"Rollins is one of the best run producers in baseball and I don't have to say anymore about it, really. I should have been telling people that five or six years ago." said Manuel. "All you have to do is look at the stats. Baseball is a stats game; look at the runs he knocks in and look at the runs he scores and compare them to anybody you want to. [Mike] Trout had a better season last year, but he's the only guy."
Last season, Rollins scored 102 runs and drove in 68 on the season. Over his career, Rollins has averaged 107 runs scored and 72 RBI for every 162 games that he's played.
Millville, NJ's Mike Trout scored a major league high 129 runs and drove in 83 last year on his way to winning the American League Rookie of the Year title.

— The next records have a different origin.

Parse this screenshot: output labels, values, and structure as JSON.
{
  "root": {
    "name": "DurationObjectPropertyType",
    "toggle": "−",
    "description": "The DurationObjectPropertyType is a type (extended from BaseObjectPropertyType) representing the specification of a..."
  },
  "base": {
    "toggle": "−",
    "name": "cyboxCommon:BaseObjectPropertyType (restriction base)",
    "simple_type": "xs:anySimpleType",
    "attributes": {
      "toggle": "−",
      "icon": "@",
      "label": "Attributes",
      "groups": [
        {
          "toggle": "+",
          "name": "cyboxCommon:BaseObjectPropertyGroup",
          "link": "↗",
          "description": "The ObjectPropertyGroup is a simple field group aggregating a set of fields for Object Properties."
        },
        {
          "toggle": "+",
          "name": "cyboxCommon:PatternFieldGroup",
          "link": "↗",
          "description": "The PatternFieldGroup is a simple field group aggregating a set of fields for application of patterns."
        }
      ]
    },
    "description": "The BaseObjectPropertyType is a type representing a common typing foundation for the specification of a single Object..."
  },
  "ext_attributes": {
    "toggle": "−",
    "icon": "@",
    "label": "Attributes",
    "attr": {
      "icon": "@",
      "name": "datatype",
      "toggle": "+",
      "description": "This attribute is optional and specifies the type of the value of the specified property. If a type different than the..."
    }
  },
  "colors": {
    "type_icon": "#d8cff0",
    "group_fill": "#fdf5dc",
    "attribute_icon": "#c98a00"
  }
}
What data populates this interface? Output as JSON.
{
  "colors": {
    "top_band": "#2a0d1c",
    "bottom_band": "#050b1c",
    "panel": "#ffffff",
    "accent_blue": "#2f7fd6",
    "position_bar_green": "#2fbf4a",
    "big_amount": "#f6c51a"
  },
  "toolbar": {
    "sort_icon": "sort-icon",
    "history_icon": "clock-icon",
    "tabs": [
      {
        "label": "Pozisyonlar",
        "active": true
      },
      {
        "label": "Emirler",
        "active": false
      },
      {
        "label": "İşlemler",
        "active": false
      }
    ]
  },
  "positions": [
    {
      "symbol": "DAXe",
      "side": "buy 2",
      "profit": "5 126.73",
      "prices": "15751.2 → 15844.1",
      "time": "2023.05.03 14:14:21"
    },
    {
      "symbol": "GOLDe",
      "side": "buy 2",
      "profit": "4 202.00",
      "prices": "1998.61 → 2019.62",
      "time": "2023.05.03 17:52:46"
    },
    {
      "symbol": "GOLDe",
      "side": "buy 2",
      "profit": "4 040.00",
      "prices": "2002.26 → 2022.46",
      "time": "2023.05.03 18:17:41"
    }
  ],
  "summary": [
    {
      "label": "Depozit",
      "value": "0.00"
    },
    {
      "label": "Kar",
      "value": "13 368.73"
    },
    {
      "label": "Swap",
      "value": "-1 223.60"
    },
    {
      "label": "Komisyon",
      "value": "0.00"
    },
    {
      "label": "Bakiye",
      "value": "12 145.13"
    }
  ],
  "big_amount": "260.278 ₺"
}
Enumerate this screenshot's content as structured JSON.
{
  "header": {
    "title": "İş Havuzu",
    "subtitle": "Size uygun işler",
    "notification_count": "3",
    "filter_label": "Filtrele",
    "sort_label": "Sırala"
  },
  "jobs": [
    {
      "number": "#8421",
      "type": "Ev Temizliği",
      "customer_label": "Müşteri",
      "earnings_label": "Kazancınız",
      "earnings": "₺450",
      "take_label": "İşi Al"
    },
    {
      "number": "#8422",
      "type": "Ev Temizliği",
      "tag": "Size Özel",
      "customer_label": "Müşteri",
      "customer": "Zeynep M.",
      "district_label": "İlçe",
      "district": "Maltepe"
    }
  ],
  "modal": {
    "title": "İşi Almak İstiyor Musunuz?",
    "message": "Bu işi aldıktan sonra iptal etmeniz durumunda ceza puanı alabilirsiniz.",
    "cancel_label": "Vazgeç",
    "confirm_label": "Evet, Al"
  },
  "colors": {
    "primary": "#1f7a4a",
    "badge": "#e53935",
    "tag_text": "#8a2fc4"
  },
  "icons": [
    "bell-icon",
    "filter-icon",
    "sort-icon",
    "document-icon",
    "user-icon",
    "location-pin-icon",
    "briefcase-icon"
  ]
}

Rollins has spent the majority of his career as a leadoff hitter and has a career average of .273 with a .332 on-base average hitting at the top of the lineup.
Had Manuel made his comments years ago as he lamented, he would have had much better numbers to back up his statement. From 2005-2007, Rollins averaged 122 runs and 72 RBI per season as a leadoff man. In 2007, Rollins led the majors in games (162), plate appearances (778), and at-bats (716) and led the National League in runs (139) and Triples (20).
The only other option in the Phillies lineup who would be able to stake much of a claim to the leadoff spot would be newly acquired Ben Revere, but Manuel isn't sure exactly what he's got in Revere.
"Last year, he hit second and scored 70 runs and knocked in 30. I'm anxious to see him hit. I haven't seen him a whole lot," said Manuel of his new center fielder, who he believes will add a lot to his team defensively.
Manuel said that he plans on trying different combinations in spring training and that he really only has Ryan Howard marked for a specific spot in the lineup, which would be fourth.
One thing Manuel wants to accomplish is to come up with a lineup that will bunch some of his better baserunners together, hoping to take advantage of their abilities.
"I want to have our guys who can go first-to-third or second-to-home and play action baseball; I want them together, as much as possible," explained the 69-year old Phillies manager.